He has also advocated for individuals, businesses and governments in a broad range of civil litigation, including in construction cases, cases under the Uniform Commercial Code, and contract and business tort claims.

In addition to his work as a litigator and counselor, he has served as a mediator and arbitrator and is a member of the Panel of Early Neutral Evaluators for the United States District Court for the District of Vermont and the early neutral evaluation panels for the Vermont Environmental Court and Vermont Superior Courts.

Rich believes that legal process can serve the ends of justice and has been active in work to improve the law throughout his career. For details see our public service page.

When he’s not practicing law or in a committee meeting, Rich enjoys reading, walking his dog, Sophie, skiing, swimming, and rowing his Adirondack Guide Boat on Lake Champlain.



·         Albany Law School Union University, Albany, New York

    • J.D. – 1978

·         University of Vermont, Burlington, Vermont

    • B.A. – 1975

·         Mount Saint Joseph Academy, Rutland, Vermont

    • College Preparatory Diploma – 1967 -1971

Bar Admissions:

·         Vermont, 1979

·         New York, 1979

·         U.S. District Court District of Vermont, 1979

·         U.S. District Court Northern District of New York

·         U.S. Court of Appeals 2nd Circuit, 1986

·         U.S. Supreme Court, 1990

Honors and Awards:

·         Jonathon B. Chase Award, ACLU of Vermont, Inc., 1990

·         Grassroots Award, American Bar Association, 2009

·         Equal Justice for All Award, American Bar Association, 2008

·         President’s Award, Vermont Bar Association, 2015

Professional Associations and Memberships:

·         Uniform Law Commission

    • President, 2015 – 2017
    • Executive Committee, Member
    • Scope & Program Committee, Chair, Member
    • Secretary
    • Uniform Collateral Consequences of Conviction Act, Drafting Committee Chair
    • Apportionment of Tort Responsibility Act, Member, Drafting Committee
    • Revised Uniform Arbitration Act, Member, Drafting Committee
    • The Model Punitive Damages Act, Member, Drafting Committee
    • Covenants Not to Compete Drafting Committee, Chair, 2020 to present
    • Developments in Privacy Law Committee, 2020 to present
    • Vermont Member, 1994 – Present

·         American Bar Association, 1978 – Present

    • Board of Governors, 2005 – 2008
    • American Bar Association, House of Delegates, 1999 – 2015
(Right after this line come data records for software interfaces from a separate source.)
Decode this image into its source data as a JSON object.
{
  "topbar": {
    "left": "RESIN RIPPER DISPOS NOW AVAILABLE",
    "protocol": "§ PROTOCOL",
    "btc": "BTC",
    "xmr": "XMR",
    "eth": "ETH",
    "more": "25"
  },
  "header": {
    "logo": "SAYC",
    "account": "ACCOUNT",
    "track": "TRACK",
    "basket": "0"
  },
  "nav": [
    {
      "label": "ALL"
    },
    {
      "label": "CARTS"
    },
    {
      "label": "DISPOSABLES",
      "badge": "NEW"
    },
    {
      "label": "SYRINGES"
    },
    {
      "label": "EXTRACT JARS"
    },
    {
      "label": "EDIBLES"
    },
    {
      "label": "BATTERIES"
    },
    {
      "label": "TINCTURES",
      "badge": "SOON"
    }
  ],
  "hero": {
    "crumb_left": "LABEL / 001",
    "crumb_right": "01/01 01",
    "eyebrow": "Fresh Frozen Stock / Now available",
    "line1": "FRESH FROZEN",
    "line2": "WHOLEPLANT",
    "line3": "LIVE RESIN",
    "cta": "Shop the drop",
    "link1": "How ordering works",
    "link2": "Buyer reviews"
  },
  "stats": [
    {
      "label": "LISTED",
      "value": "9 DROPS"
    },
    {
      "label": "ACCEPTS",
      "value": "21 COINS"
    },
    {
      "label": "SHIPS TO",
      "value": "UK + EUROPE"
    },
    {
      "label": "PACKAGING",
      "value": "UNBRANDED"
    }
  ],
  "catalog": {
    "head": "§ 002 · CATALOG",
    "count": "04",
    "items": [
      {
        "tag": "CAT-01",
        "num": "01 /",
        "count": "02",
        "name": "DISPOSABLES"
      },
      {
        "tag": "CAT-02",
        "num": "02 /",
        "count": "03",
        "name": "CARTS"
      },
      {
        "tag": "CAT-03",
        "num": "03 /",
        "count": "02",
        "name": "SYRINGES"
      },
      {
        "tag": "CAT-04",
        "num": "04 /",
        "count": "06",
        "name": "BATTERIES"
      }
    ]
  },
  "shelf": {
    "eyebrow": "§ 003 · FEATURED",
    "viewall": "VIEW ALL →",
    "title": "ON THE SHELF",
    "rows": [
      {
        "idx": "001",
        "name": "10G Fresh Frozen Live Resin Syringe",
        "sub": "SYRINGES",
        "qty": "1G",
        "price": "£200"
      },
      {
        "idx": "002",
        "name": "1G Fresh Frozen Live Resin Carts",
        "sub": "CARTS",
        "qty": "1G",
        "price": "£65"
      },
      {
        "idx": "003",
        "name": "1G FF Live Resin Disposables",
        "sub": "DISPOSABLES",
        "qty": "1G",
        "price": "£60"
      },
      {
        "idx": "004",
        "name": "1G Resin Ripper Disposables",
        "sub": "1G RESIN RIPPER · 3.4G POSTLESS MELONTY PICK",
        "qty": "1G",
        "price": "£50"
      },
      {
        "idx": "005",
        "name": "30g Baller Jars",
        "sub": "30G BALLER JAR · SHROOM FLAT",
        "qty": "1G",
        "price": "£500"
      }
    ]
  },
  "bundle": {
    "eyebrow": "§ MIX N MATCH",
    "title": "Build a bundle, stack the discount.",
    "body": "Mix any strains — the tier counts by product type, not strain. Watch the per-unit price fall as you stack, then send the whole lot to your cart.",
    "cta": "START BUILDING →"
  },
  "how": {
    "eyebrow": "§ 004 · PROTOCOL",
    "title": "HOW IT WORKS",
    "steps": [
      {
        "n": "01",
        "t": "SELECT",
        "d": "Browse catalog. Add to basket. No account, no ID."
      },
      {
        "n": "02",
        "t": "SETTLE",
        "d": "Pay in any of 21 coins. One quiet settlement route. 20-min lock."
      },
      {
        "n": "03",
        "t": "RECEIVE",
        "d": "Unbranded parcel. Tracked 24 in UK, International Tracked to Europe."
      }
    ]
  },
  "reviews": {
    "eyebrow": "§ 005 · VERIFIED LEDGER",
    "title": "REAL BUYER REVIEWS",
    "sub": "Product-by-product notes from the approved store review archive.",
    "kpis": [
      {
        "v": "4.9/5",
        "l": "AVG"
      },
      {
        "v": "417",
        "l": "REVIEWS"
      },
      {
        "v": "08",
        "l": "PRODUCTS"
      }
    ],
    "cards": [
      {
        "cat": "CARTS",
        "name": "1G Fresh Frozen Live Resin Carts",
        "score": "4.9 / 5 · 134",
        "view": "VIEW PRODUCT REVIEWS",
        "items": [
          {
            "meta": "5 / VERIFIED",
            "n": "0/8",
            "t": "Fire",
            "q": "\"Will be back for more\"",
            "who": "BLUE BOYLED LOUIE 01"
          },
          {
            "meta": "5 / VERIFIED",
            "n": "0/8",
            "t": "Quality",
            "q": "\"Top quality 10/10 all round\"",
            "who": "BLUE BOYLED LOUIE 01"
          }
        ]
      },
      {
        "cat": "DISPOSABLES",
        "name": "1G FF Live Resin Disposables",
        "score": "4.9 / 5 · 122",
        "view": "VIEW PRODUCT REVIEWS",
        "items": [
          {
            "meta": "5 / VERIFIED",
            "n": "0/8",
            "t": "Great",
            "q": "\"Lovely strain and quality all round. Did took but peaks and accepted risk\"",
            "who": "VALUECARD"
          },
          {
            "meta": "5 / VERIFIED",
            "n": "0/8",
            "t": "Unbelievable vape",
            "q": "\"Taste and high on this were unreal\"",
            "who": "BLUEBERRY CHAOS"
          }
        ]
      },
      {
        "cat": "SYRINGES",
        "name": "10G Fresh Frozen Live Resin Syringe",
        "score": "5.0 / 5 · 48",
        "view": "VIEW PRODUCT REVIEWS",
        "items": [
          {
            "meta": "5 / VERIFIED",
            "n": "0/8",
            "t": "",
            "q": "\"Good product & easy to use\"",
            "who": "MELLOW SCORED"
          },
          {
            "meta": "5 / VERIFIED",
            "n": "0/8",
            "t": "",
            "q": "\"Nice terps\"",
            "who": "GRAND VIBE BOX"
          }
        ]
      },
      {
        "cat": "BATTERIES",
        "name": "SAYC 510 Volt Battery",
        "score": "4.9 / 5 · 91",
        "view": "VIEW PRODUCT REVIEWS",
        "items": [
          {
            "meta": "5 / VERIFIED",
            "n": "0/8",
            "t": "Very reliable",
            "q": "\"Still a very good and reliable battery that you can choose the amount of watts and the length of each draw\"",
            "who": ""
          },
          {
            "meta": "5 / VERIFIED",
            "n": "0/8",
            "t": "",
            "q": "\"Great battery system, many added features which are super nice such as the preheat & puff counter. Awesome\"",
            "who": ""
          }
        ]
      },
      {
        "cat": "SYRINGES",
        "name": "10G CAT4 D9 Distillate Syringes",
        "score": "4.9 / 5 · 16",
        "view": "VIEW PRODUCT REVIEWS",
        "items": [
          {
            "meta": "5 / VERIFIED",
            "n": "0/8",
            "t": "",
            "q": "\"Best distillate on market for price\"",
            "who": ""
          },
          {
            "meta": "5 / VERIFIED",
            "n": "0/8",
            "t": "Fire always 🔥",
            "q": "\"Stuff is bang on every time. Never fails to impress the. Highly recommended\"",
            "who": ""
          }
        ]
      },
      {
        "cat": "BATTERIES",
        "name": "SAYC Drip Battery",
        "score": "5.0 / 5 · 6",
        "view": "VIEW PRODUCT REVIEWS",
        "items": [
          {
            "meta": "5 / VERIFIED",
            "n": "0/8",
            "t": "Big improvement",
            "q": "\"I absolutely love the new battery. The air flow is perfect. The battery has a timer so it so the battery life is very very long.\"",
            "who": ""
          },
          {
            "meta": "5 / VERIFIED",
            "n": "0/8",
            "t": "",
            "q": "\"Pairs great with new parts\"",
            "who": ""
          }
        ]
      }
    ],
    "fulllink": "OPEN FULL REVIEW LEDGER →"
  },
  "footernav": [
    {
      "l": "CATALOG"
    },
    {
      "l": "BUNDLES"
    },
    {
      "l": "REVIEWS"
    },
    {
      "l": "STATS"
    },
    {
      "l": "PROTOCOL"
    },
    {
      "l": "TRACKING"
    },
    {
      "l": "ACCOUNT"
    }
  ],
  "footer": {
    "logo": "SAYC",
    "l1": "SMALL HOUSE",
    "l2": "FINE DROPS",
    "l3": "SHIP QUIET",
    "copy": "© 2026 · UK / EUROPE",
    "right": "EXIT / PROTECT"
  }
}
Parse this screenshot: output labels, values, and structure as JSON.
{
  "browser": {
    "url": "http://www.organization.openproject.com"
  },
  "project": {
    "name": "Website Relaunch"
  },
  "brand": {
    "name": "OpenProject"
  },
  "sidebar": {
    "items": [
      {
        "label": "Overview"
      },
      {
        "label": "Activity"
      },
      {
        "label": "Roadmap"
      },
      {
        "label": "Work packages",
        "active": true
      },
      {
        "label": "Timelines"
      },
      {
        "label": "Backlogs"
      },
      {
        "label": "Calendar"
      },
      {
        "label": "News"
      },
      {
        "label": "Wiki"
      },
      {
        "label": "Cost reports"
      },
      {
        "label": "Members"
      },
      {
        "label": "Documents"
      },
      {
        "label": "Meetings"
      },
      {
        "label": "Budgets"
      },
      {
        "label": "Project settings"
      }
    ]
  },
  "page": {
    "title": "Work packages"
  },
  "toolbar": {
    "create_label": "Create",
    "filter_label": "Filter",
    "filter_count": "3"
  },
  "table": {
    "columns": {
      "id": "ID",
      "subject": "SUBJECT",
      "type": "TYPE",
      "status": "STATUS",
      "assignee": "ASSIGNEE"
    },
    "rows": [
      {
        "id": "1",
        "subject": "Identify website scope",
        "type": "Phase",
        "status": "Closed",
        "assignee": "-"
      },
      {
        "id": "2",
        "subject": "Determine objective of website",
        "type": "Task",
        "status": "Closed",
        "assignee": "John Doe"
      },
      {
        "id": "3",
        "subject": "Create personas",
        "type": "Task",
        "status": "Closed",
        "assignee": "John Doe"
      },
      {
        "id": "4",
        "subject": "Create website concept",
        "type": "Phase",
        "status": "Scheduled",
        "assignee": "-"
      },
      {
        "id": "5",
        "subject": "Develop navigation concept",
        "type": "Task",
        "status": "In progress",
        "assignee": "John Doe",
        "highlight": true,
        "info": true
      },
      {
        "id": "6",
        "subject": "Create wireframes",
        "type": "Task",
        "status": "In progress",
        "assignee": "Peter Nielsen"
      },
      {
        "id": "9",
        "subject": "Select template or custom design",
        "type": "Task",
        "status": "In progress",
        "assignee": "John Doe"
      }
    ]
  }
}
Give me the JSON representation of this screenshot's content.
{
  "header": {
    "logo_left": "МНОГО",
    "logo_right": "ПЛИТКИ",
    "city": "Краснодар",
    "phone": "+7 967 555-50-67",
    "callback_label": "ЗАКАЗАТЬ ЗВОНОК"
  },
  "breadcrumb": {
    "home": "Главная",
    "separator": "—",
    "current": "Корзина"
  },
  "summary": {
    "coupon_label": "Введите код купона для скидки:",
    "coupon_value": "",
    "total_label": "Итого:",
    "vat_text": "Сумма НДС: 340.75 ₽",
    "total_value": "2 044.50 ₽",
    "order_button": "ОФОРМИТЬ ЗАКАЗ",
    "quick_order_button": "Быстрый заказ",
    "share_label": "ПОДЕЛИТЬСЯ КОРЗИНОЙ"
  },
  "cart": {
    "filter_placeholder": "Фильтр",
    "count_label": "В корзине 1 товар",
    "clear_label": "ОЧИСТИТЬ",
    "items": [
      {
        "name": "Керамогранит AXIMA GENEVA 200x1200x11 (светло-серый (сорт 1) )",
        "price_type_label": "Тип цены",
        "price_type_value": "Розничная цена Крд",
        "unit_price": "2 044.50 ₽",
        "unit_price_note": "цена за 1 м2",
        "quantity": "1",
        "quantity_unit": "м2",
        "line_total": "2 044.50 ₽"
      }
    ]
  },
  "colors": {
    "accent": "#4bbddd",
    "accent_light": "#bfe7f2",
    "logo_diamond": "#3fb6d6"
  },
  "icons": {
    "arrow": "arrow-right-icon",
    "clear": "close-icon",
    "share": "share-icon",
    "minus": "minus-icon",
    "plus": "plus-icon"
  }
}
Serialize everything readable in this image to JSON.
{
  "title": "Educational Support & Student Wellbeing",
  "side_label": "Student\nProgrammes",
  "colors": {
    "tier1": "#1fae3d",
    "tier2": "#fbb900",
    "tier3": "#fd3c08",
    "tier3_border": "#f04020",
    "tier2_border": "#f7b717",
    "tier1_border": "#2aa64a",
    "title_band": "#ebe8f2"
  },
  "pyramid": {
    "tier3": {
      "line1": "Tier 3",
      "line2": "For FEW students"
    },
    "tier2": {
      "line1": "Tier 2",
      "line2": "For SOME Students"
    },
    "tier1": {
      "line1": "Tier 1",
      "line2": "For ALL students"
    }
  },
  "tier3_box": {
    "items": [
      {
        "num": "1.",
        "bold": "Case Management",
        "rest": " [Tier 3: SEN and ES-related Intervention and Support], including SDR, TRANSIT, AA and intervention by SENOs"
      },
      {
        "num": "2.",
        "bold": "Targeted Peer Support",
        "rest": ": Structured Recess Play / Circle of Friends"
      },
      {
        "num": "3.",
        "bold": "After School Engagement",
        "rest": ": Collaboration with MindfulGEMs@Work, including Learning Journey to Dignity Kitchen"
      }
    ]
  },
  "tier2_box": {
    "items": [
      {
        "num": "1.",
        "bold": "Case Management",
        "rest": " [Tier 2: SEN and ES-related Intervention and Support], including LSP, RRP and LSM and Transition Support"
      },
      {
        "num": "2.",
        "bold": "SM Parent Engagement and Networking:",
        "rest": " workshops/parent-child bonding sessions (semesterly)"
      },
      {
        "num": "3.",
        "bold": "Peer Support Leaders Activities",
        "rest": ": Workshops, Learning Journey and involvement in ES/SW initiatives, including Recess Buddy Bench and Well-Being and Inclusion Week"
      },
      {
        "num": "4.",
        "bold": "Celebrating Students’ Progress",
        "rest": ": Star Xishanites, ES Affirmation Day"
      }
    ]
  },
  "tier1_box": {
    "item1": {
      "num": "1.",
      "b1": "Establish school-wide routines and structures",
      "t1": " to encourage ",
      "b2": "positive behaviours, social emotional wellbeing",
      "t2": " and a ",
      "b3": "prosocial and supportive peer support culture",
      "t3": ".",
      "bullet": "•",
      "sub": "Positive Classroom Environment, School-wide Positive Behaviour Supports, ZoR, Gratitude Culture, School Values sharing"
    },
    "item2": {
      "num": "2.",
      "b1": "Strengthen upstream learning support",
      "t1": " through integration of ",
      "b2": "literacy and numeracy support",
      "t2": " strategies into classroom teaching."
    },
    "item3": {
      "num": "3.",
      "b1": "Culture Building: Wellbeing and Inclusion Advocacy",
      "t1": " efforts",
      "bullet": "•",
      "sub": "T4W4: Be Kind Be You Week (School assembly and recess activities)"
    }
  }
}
·         American Counsel Association, President, 2009 – 2010

    • Director

·         American Law Institute, Elected Member, 2015 – Present

·         Vermont Association for Justice, Member

·         Vermont Trial Lawyers Association, Member

·         Vermont Employment Lawyers Association, Founding Member, Past President, Treasurer

·         Vermont Bar Association, Member, 1978- Present


Past Employment:

·         Hon. Robert W. Larrow of the Vermont Supreme Court, Law Clerk, 1978 – 1979

·         Chief Justice Albert W. Barney, Jr., Vermont Supreme Court, Chief Law Clerk, 1979 – 1980

·         Law Office of David C. Drew, Associate Attorney, 1980 – 1982

·         Hoff, Wilson, Powell and Lang, P.C., 1982 – 1986

·         Hoff, Wilson, Powell and Lang, P.C., Shareholder, 1986 – 1989

·         Hoff Curtis, President and Shareholder, 1989 – 2016


Rich is a frequent writer and speaker on legal topics. He has lectured on trial practice, employment, arbitration, mediation, and construction law subjects before the American Bar Association, the National Employment Lawyers’ Association, the Vermont Bar Association, the Vermont Trial Lawyers Association, and the Vermont Employment Lawyers’ Association.

He has been selected for inclusion in Best Lawyers® and New England Super Lawyers® by his peers. (Listing in The Best Lawyers in America® or Super Lawyers® does not guarantee a desired result in a legal case or that listed lawyers are necessarily more skilled than lawyers who are not listed in such publications.) He was the 2013 “Best Lawyer of the Year” for Employment Law – Individuals and the 2015 “Best Mediator of the Year.”

His blog, On Lawyering.com is widely read by legal professionals and is syndicated on Lex Blog.